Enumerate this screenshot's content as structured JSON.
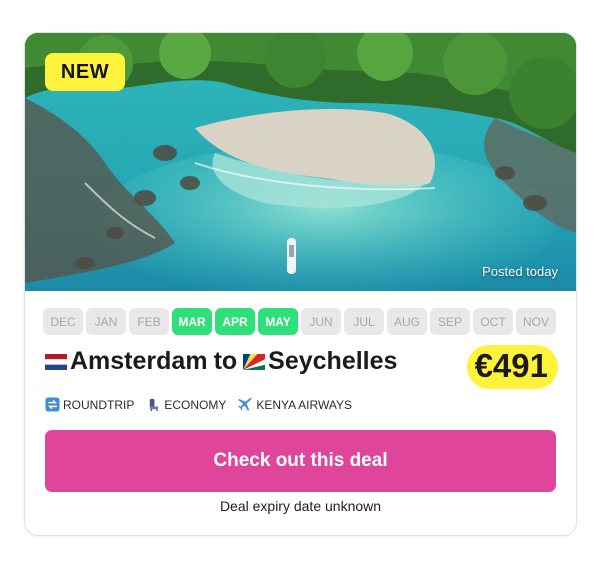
{
  "badge": "NEW",
  "posted_text": "Posted today",
  "months": [
    {
      "label": "DEC",
      "active": false
    },
    {
      "label": "JAN",
      "active": false
    },
    {
      "label": "FEB",
      "active": false
    },
    {
      "label": "MAR",
      "active": true
    },
    {
      "label": "APR",
      "active": true
    },
    {
      "label": "MAY",
      "active": true
    },
    {
      "label": "JUN",
      "active": false
    },
    {
      "label": "JUL",
      "active": false
    },
    {
      "label": "AUG",
      "active": false
    },
    {
      "label": "SEP",
      "active": false
    },
    {
      "label": "OCT",
      "active": false
    },
    {
      "label": "NOV",
      "active": false
    }
  ],
  "route": {
    "origin": "Amsterdam",
    "separator": "to",
    "destination": "Seychelles",
    "origin_flag": "netherlands-flag-icon",
    "destination_flag": "seychelles-flag-icon"
  },
  "price": "€491",
  "tags": [
    {
      "label": "ROUNDTRIP",
      "icon": "roundtrip-icon"
    },
    {
      "label": "ECONOMY",
      "icon": "seat-icon"
    },
    {
      "label": "KENYA AIRWAYS",
      "icon": "airplane-icon"
    }
  ],
  "cta_label": "Check out this deal",
  "expiry_text": "Deal expiry date unknown",
  "colors": {
    "accent_pink": "#e0459c",
    "active_green": "#2fe07a",
    "highlight_yellow": "#fff23a",
    "inactive_month": "#e8e8e8"
  }
}
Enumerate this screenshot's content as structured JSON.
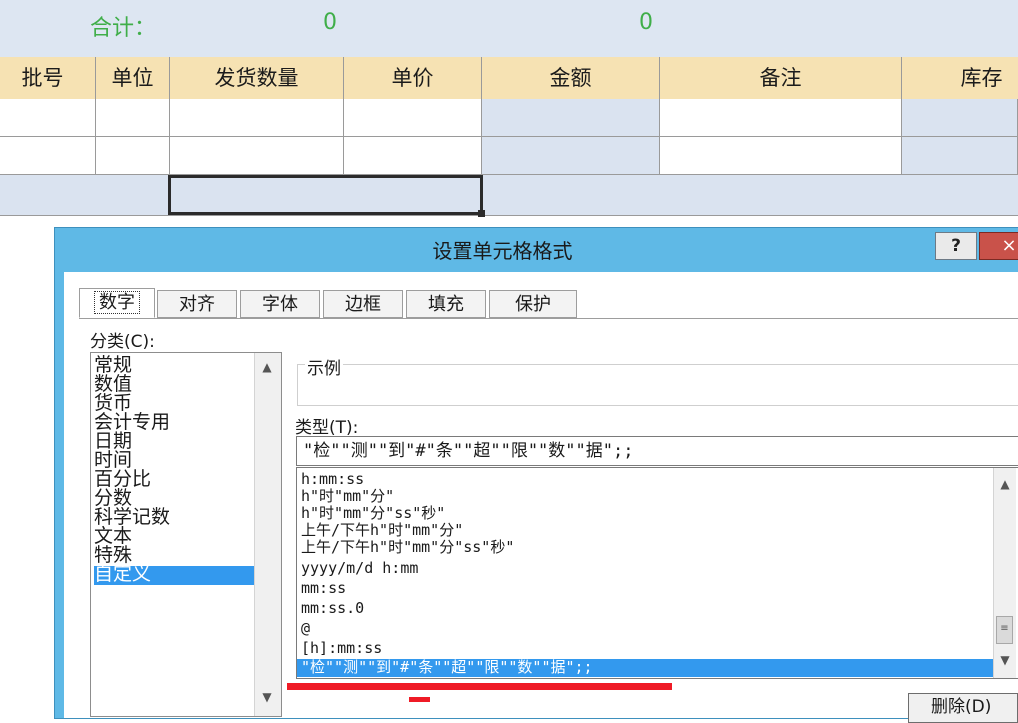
{
  "sheet": {
    "sum_label": "合计：",
    "sum_value_1": "0",
    "sum_value_2": "0",
    "headers": [
      "批号",
      "单位",
      "发货数量",
      "单价",
      "金额",
      "备注",
      "库存"
    ]
  },
  "dialog": {
    "title": "设置单元格格式",
    "help_label": "?",
    "close_label": "×",
    "tabs": [
      "数字",
      "对齐",
      "字体",
      "边框",
      "填充",
      "保护"
    ],
    "category_label": "分类(C):",
    "categories": [
      "常规",
      "数值",
      "货币",
      "会计专用",
      "日期",
      "时间",
      "百分比",
      "分数",
      "科学记数",
      "文本",
      "特殊",
      "自定义"
    ],
    "selected_category": "自定义",
    "sample_label": "示例",
    "type_label": "类型(T):",
    "type_value": "\"检\"\"测\"\"到\"#\"条\"\"超\"\"限\"\"数\"\"据\";;",
    "formats": [
      "h:mm:ss",
      "h\"时\"mm\"分\"",
      "h\"时\"mm\"分\"ss\"秒\"",
      "上午/下午h\"时\"mm\"分\"",
      "上午/下午h\"时\"mm\"分\"ss\"秒\"",
      "yyyy/m/d h:mm",
      "mm:ss",
      "mm:ss.0",
      "@",
      "[h]:mm:ss",
      "\"检\"\"测\"\"到\"#\"条\"\"超\"\"限\"\"数\"\"据\";;"
    ],
    "delete_label": "删除(D)",
    "scroll_up": "▲",
    "scroll_down": "▼"
  },
  "colors": {
    "accent_blue": "#3399ee",
    "title_bar": "#5fb9e6",
    "header_fill": "#f6e2b3",
    "sum_text": "#3fae49",
    "highlight_red": "#ef1b26"
  }
}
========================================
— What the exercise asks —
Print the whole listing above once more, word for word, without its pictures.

— Your response —
Enumerate this screenshot's content as structured JSON.
{
  "badge": "NEW",
  "posted_text": "Posted today",
  "months": [
    {
      "label": "DEC",
      "active": false
    },
    {
      "label": "JAN",
      "active": false
    },
    {
      "label": "FEB",
      "active": false
    },
    {
      "label": "MAR",
      "active": true
    },
    {
      "label": "APR",
      "active": true
    },
    {
      "label": "MAY",
      "active": true
    },
    {
      "label": "JUN",
      "active": false
    },
    {
      "label": "JUL",
      "active": false
    },
    {
      "label": "AUG",
      "active": false
    },
    {
      "label": "SEP",
      "active": false
    },
    {
      "label": "OCT",
      "active": false
    },
    {
      "label": "NOV",
      "active": false
    }
  ],
  "route": {
    "origin": "Amsterdam",
    "separator": "to",
    "destination": "Seychelles",
    "origin_flag": "netherlands-flag-icon",
    "destination_flag": "seychelles-flag-icon"
  },
  "price": "€491",
  "tags": [
    {
      "label": "ROUNDTRIP",
      "icon": "roundtrip-icon"
    },
    {
      "label": "ECONOMY",
      "icon": "seat-icon"
    },
    {
      "label": "KENYA AIRWAYS",
      "icon": "airplane-icon"
    }
  ],
  "cta_label": "Check out this deal",
  "expiry_text": "Deal expiry date unknown",
  "colors": {
    "accent_pink": "#e0459c",
    "active_green": "#2fe07a",
    "highlight_yellow": "#fff23a",
    "inactive_month": "#e8e8e8"
  }
}
Enumerate this screenshot's content as structured JSON.
{
  "sheet": {
    "sum_label": "合计：",
    "sum_value_1": "0",
    "sum_value_2": "0",
    "headers": [
      "批号",
      "单位",
      "发货数量",
      "单价",
      "金额",
      "备注",
      "库存"
    ]
  },
  "dialog": {
    "title": "设置单元格格式",
    "help_label": "?",
    "close_label": "×",
    "tabs": [
      "数字",
      "对齐",
      "字体",
      "边框",
      "填充",
      "保护"
    ],
    "category_label": "分类(C):",
    "categories": [
      "常规",
      "数值",
      "货币",
      "会计专用",
      "日期",
      "时间",
      "百分比",
      "分数",
      "科学记数",
      "文本",
      "特殊",
      "自定义"
    ],
    "selected_category": "自定义",
    "sample_label": "示例",
    "type_label": "类型(T):",
    "type_value": "\"检\"\"测\"\"到\"#\"条\"\"超\"\"限\"\"数\"\"据\";;",
    "formats": [
      "h:mm:ss",
      "h\"时\"mm\"分\"",
      "h\"时\"mm\"分\"ss\"秒\"",
      "上午/下午h\"时\"mm\"分\"",
      "上午/下午h\"时\"mm\"分\"ss\"秒\"",
      "yyyy/m/d h:mm",
      "mm:ss",
      "mm:ss.0",
      "@",
      "[h]:mm:ss",
      "\"检\"\"测\"\"到\"#\"条\"\"超\"\"限\"\"数\"\"据\";;"
    ],
    "delete_label": "删除(D)",
    "scroll_up": "▲",
    "scroll_down": "▼"
  },
  "colors": {
    "accent_blue": "#3399ee",
    "title_bar": "#5fb9e6",
    "header_fill": "#f6e2b3",
    "sum_text": "#3fae49",
    "highlight_red": "#ef1b26"
  }
}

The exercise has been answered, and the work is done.